#### [YOUR OBJECTIVE]
Filter the records below, keeping only lines with the string "From".

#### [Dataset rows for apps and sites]

....

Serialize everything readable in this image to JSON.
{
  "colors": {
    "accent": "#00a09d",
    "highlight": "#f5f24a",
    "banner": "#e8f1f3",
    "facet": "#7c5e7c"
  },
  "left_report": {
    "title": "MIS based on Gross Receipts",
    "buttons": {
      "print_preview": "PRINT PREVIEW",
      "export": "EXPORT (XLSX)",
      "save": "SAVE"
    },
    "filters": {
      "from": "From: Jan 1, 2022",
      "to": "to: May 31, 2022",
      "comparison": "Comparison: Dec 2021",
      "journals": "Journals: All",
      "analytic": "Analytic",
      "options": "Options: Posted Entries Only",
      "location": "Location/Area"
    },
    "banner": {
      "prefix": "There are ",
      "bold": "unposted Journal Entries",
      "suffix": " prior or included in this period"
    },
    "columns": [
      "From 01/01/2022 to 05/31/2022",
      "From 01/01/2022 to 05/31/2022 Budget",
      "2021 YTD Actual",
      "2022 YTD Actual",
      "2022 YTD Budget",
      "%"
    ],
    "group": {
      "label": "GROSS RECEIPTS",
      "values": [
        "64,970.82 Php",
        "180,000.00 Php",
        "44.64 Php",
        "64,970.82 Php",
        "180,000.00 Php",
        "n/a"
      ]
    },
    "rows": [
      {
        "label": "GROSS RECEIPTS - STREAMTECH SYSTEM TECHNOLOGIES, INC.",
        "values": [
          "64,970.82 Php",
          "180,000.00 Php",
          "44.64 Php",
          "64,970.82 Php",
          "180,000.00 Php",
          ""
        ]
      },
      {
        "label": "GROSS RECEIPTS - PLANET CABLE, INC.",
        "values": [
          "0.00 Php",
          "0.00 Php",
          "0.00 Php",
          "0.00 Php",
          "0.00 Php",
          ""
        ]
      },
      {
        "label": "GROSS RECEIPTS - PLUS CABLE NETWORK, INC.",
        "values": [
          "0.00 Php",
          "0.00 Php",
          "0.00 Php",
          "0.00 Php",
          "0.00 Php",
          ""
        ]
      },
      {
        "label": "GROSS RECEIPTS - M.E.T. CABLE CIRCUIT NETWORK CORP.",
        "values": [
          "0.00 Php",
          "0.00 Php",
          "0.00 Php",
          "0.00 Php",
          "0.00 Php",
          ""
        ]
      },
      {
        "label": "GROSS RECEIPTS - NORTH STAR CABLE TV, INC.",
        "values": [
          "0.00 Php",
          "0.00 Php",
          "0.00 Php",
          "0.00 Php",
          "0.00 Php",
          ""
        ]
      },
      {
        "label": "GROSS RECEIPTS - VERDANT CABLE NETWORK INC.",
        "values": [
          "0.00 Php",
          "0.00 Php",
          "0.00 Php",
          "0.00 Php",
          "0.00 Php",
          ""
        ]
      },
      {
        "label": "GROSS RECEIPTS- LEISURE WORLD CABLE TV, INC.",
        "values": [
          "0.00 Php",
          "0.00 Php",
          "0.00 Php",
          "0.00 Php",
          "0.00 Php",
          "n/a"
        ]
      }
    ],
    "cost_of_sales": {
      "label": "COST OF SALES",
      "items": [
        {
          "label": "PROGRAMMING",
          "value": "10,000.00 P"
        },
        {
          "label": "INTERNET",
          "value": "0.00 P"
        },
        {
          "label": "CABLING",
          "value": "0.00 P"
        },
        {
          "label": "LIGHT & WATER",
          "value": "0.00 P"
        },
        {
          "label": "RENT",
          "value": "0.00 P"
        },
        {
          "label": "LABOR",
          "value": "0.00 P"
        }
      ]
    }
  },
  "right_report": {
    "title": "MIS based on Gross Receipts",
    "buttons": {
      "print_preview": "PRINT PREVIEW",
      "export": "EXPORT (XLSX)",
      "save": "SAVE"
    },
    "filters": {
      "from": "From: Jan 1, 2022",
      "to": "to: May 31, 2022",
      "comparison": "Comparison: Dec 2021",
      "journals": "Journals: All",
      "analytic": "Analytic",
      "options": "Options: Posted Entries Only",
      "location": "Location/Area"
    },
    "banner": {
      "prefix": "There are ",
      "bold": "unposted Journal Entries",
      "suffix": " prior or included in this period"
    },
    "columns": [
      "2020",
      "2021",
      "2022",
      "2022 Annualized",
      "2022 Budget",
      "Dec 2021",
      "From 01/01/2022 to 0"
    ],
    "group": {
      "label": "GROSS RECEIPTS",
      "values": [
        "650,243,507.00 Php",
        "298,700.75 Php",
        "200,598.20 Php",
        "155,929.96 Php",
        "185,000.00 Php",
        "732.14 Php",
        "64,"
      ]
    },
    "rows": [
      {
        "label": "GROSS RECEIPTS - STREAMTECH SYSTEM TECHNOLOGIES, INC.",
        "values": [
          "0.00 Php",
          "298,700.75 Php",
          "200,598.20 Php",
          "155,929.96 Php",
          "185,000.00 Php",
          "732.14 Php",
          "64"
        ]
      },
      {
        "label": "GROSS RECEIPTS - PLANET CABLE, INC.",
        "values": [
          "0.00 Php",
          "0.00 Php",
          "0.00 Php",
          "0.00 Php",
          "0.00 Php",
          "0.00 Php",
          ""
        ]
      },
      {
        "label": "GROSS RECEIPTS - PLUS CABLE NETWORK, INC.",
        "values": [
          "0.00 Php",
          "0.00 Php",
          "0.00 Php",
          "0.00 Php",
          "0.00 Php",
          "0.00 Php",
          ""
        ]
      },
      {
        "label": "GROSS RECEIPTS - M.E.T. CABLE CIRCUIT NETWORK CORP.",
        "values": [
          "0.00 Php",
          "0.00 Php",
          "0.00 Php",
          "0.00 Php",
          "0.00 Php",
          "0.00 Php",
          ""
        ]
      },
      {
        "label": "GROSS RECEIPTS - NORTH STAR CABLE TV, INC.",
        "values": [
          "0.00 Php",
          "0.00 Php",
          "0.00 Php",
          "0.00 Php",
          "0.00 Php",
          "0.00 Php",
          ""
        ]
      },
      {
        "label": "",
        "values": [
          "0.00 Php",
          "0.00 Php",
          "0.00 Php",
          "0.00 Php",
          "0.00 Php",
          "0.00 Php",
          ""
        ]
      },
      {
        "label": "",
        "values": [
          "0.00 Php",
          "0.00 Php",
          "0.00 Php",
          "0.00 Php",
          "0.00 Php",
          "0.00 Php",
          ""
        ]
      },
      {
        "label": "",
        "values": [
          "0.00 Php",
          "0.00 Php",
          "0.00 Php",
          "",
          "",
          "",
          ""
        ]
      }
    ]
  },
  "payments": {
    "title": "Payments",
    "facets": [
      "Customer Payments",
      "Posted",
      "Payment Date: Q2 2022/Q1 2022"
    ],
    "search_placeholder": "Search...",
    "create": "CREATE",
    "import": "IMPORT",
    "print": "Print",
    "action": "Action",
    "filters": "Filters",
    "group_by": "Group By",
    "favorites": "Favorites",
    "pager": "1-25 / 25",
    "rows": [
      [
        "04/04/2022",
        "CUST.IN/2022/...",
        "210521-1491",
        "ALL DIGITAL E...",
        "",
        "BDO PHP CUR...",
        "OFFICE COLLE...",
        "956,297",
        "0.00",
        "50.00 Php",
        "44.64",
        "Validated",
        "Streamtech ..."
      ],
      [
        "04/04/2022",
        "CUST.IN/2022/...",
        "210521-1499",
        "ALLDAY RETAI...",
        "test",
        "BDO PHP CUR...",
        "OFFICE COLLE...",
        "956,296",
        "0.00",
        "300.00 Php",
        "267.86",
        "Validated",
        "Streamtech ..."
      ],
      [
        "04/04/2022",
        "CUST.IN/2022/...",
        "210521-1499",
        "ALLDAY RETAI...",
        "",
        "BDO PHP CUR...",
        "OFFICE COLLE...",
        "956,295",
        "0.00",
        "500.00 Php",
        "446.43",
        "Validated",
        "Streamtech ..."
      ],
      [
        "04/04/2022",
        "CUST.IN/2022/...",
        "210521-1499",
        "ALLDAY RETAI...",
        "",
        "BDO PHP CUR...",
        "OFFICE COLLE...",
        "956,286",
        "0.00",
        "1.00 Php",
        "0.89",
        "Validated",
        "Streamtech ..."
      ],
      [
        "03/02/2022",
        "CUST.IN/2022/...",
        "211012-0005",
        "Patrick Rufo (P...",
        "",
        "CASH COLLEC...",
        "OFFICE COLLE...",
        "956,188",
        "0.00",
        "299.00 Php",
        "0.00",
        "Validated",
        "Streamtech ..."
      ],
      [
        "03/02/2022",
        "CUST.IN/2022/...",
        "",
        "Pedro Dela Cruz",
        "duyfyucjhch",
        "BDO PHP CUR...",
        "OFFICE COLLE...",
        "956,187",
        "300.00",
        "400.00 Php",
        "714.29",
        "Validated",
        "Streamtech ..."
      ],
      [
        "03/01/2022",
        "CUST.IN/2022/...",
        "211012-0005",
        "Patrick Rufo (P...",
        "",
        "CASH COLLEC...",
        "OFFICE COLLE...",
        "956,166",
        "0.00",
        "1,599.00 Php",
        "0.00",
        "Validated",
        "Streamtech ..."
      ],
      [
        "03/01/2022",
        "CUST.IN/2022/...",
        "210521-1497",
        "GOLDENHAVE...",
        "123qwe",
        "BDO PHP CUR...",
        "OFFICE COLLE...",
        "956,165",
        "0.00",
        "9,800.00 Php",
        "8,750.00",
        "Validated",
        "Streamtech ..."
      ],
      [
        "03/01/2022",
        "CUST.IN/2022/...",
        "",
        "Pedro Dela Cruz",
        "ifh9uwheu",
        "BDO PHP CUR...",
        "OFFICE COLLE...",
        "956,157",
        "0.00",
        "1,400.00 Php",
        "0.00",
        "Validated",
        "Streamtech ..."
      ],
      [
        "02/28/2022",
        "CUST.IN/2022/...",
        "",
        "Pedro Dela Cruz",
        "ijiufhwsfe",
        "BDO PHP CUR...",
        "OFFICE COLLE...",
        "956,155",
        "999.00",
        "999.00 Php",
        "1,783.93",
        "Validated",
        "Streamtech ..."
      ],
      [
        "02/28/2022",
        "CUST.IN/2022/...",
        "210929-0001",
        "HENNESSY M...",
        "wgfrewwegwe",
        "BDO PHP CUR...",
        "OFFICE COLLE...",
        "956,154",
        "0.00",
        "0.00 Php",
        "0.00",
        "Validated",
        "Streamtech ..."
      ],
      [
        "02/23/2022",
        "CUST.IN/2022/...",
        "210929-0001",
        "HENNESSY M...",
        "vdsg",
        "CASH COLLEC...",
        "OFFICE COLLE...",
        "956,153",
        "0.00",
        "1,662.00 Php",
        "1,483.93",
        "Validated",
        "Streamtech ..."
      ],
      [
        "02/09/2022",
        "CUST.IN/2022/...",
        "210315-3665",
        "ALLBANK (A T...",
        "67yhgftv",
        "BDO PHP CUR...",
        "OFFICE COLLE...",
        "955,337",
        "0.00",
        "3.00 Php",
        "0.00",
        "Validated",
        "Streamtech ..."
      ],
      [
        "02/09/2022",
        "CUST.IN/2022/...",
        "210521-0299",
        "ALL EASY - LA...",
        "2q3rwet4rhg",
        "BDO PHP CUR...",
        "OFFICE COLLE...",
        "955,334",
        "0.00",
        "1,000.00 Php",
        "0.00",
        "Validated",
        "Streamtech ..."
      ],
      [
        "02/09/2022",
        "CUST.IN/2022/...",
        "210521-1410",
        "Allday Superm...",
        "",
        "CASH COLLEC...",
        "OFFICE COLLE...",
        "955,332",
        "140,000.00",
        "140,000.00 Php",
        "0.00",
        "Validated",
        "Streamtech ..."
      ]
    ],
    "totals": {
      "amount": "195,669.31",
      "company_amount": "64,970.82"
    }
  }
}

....

#### [EXERCISE SOLUTION]
      "from": "From: Jan 1, 2022",
      "From 01/01/2022 to 05/31/2022",
      "From 01/01/2022 to 05/31/2022 Budget",
      "from": "From: Jan 1, 2022",
      "From 01/01/2022 to 0"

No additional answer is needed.